Work task:
Select every line below containing the word "Local".

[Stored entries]
—————

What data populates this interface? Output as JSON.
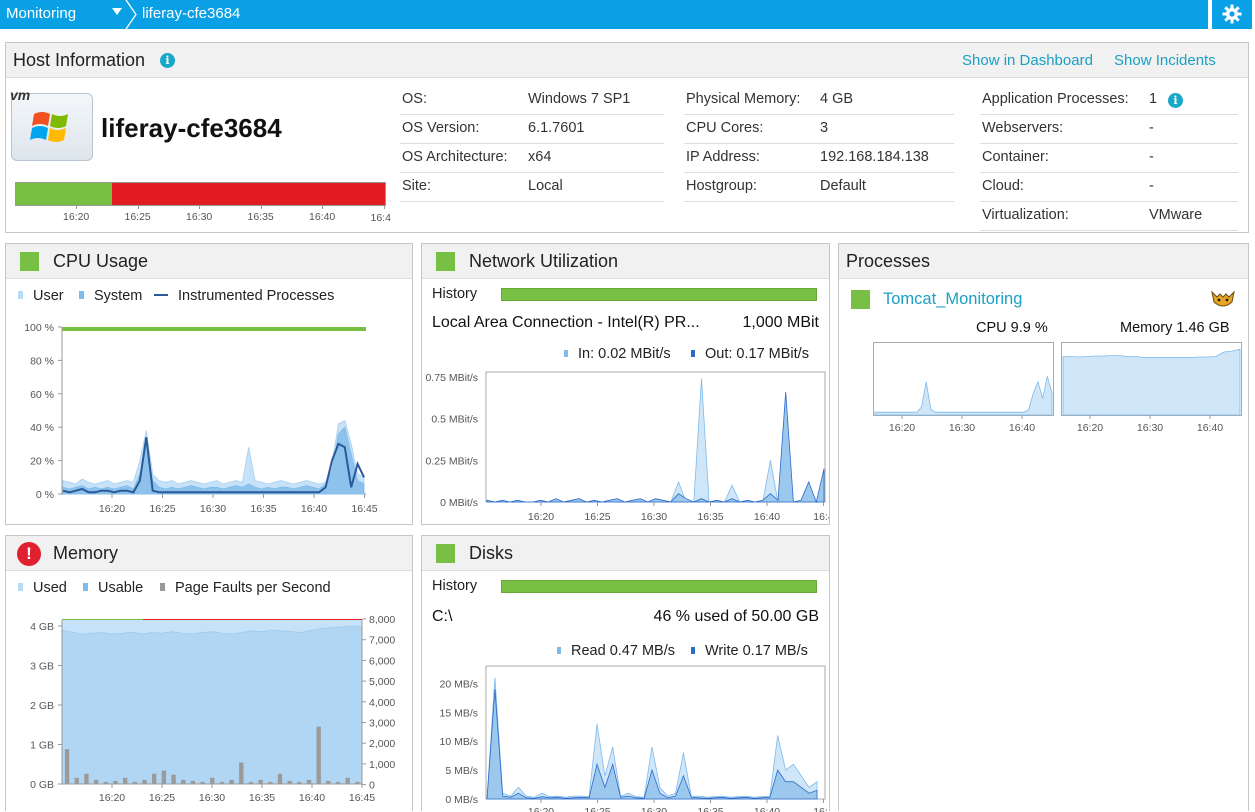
{
  "breadcrumb": {
    "root": "Monitoring",
    "current": "liferay-cfe3684"
  },
  "icons": {
    "settings": "gear-icon",
    "info": "info-icon",
    "alert": "alert-icon",
    "tomcat": "tomcat-icon",
    "vm": "vm-logo"
  },
  "colors": {
    "accent": "#0aa0e6",
    "ok": "#77c043",
    "bad": "#e02030",
    "link": "#1aa0c4",
    "series_light": "#b9dcf6",
    "series_mid": "#7fbaea",
    "series_dark": "#2a5a9a"
  },
  "host": {
    "section_title": "Host Information",
    "name": "liferay-cfe3684",
    "vm_logo": "vm",
    "show_dashboard": "Show in Dashboard",
    "show_incidents": "Show Incidents",
    "timeline_ticks": [
      "16:20",
      "16:25",
      "16:30",
      "16:35",
      "16:40",
      "16:4"
    ],
    "health_ok_fraction": 0.26,
    "col1": [
      {
        "label": "OS:",
        "value": "Windows 7 SP1"
      },
      {
        "label": "OS Version:",
        "value": "6.1.7601"
      },
      {
        "label": "OS Architecture:",
        "value": "x64"
      },
      {
        "label": "Site:",
        "value": "Local"
      }
    ],
    "col2": [
      {
        "label": "Physical Memory:",
        "value": "4 GB"
      },
      {
        "label": "CPU Cores:",
        "value": "3"
      },
      {
        "label": "IP Address:",
        "value": "192.168.184.138"
      },
      {
        "label": "Hostgroup:",
        "value": "Default"
      }
    ],
    "col3": [
      {
        "label": "Application Processes:",
        "value": "1"
      },
      {
        "label": "Webservers:",
        "value": "-"
      },
      {
        "label": "Container:",
        "value": "-"
      },
      {
        "label": "Cloud:",
        "value": "-"
      },
      {
        "label": "Virtualization:",
        "value": "VMware"
      }
    ]
  },
  "cpu": {
    "title": "CPU Usage",
    "legend": [
      "User",
      "System",
      "Instrumented Processes"
    ],
    "y_ticks": [
      "100 %",
      "80 %",
      "60 %",
      "40 %",
      "20 %",
      "0 %"
    ],
    "x_ticks": [
      "16:20",
      "16:25",
      "16:30",
      "16:35",
      "16:40",
      "16:45"
    ],
    "user": [
      8,
      7,
      6,
      9,
      7,
      6,
      7,
      8,
      6,
      7,
      8,
      7,
      20,
      38,
      12,
      8,
      7,
      8,
      6,
      7,
      8,
      7,
      6,
      7,
      8,
      6,
      7,
      8,
      7,
      28,
      8,
      7,
      6,
      7,
      8,
      7,
      6,
      7,
      8,
      7,
      6,
      7,
      18,
      42,
      44,
      30,
      12,
      10
    ],
    "system": [
      4,
      3,
      4,
      5,
      3,
      4,
      3,
      4,
      3,
      4,
      5,
      3,
      12,
      30,
      8,
      4,
      3,
      4,
      3,
      4,
      5,
      4,
      3,
      4,
      4,
      3,
      4,
      5,
      4,
      6,
      4,
      3,
      4,
      3,
      4,
      4,
      3,
      4,
      5,
      4,
      3,
      6,
      14,
      36,
      40,
      24,
      8,
      6
    ],
    "instrumented": [
      2,
      1,
      2,
      3,
      1,
      1,
      2,
      2,
      1,
      2,
      2,
      1,
      8,
      34,
      2,
      1,
      1,
      1,
      1,
      1,
      1,
      1,
      1,
      1,
      1,
      1,
      1,
      1,
      1,
      1,
      1,
      1,
      1,
      1,
      1,
      1,
      1,
      1,
      1,
      1,
      1,
      4,
      20,
      30,
      28,
      4,
      18,
      10
    ]
  },
  "network": {
    "title": "Network Utilization",
    "history_label": "History",
    "connection": "Local Area Connection - Intel(R) PR...",
    "speed": "1,000 MBit",
    "in_label": "In: 0.02 MBit/s",
    "out_label": "Out: 0.17 MBit/s",
    "y_ticks": [
      "0.75 MBit/s",
      "0.5 MBit/s",
      "0.25 MBit/s",
      "0 MBit/s"
    ],
    "x_ticks": [
      "16:20",
      "16:25",
      "16:30",
      "16:35",
      "16:40",
      "16:4"
    ],
    "in": [
      0,
      0,
      0,
      0,
      0,
      0,
      0,
      0,
      0,
      0,
      0,
      0,
      0,
      0,
      0,
      0,
      0,
      0.01,
      0,
      0,
      0,
      0,
      0.01,
      0,
      0,
      0.12,
      0,
      0,
      0.74,
      0,
      0,
      0,
      0.1,
      0,
      0,
      0,
      0,
      0.25,
      0,
      0,
      0,
      0,
      0,
      0,
      0.18
    ],
    "out": [
      0.01,
      0,
      0.01,
      0,
      0.01,
      0,
      0,
      0.01,
      0,
      0.02,
      0,
      0.01,
      0.02,
      0,
      0.01,
      0,
      0.01,
      0.02,
      0,
      0.01,
      0.02,
      0,
      0.02,
      0.01,
      0,
      0.05,
      0.02,
      0,
      0.02,
      0,
      0.01,
      0,
      0.02,
      0,
      0.01,
      0,
      0.01,
      0.05,
      0.01,
      0.66,
      0,
      0.01,
      0.12,
      0,
      0.2
    ]
  },
  "memory": {
    "title": "Memory",
    "legend": [
      "Used",
      "Usable",
      "Page Faults per Second"
    ],
    "y_ticks": [
      "4 GB",
      "3 GB",
      "2 GB",
      "1 GB",
      "0 GB"
    ],
    "y2_ticks": [
      "8,000",
      "7,000",
      "6,000",
      "5,000",
      "4,000",
      "3,000",
      "2,000",
      "1,000",
      "0"
    ],
    "x_ticks": [
      "16:20",
      "16:25",
      "16:30",
      "16:35",
      "16:40",
      "16:45"
    ],
    "health_ok_fraction": 0.27,
    "used": [
      3.8,
      3.75,
      3.7,
      3.72,
      3.74,
      3.7,
      3.72,
      3.75,
      3.7,
      3.74,
      3.72,
      3.76,
      3.72,
      3.7,
      3.74,
      3.76,
      3.72,
      3.7,
      3.74,
      3.78,
      3.76,
      3.8,
      3.78,
      3.76,
      3.74,
      3.8,
      3.84,
      3.86,
      3.88,
      3.9,
      3.88
    ],
    "page_faults": [
      1700,
      300,
      500,
      200,
      100,
      150,
      300,
      100,
      200,
      500,
      650,
      450,
      200,
      150,
      100,
      300,
      100,
      200,
      1050,
      100,
      200,
      100,
      500,
      150,
      100,
      200,
      2800,
      150,
      100,
      300,
      100
    ]
  },
  "disks": {
    "title": "Disks",
    "history_label": "History",
    "drive": "C:\\",
    "usage": "46 % used of 50.00 GB",
    "read_label": "Read 0.47 MB/s",
    "write_label": "Write 0.17 MB/s",
    "y_ticks": [
      "20 MB/s",
      "15 MB/s",
      "10 MB/s",
      "5 MB/s",
      "0 MB/s"
    ],
    "x_ticks": [
      "16:20",
      "16:25",
      "16:30",
      "16:35",
      "16:40",
      "16:4"
    ],
    "read": [
      0,
      21,
      1,
      0.5,
      2,
      0.5,
      0.3,
      1,
      0.4,
      0.5,
      0.3,
      0.5,
      0.5,
      0.4,
      13,
      4,
      9,
      0.5,
      1,
      0.4,
      0.3,
      9,
      2,
      0.5,
      1,
      8,
      0.5,
      0.5,
      0.3,
      0.4,
      0.5,
      0.3,
      0.4,
      0.5,
      0.3,
      0.4,
      0.5,
      11,
      5,
      6,
      4,
      2,
      3
    ],
    "write": [
      0,
      19,
      0.5,
      0.3,
      1,
      0.2,
      0.1,
      0.4,
      0.2,
      0.3,
      0.1,
      0.2,
      0.3,
      0.2,
      6,
      2,
      6,
      0.3,
      0.5,
      0.2,
      0.1,
      5,
      1,
      0.2,
      0.5,
      4,
      0.3,
      0.2,
      0.1,
      0.2,
      0.3,
      0.1,
      0.2,
      0.3,
      0.1,
      0.2,
      0.3,
      5,
      3,
      3,
      2,
      1,
      1.5
    ]
  },
  "processes": {
    "title": "Processes",
    "name": "Tomcat_Monitoring",
    "cpu_label": "CPU 9.9 %",
    "mem_label": "Memory 1.46 GB",
    "cpu_ticks": [
      "16:20",
      "16:30",
      "16:40"
    ],
    "mem_ticks": [
      "16:20",
      "16:30",
      "16:40"
    ],
    "cpu": [
      1,
      1,
      1,
      1,
      1,
      1,
      1,
      1,
      1,
      1,
      3,
      12,
      2,
      1,
      1,
      1,
      1,
      1,
      1,
      1,
      1,
      1,
      1,
      1,
      1,
      1,
      1,
      1,
      1,
      1,
      1,
      1,
      1,
      2,
      8,
      12,
      6,
      14,
      8
    ],
    "mem": [
      1.3,
      1.3,
      1.29,
      1.3,
      1.31,
      1.31,
      1.32,
      1.32,
      1.3,
      1.3,
      1.28,
      1.28,
      1.28,
      1.28,
      1.28,
      1.28,
      1.28,
      1.29,
      1.29,
      1.3,
      1.4,
      1.42,
      1.46
    ]
  }
}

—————

Response to the task:
        "value": "Local"
    "connection": "Local Area Connection - Intel(R) PR...",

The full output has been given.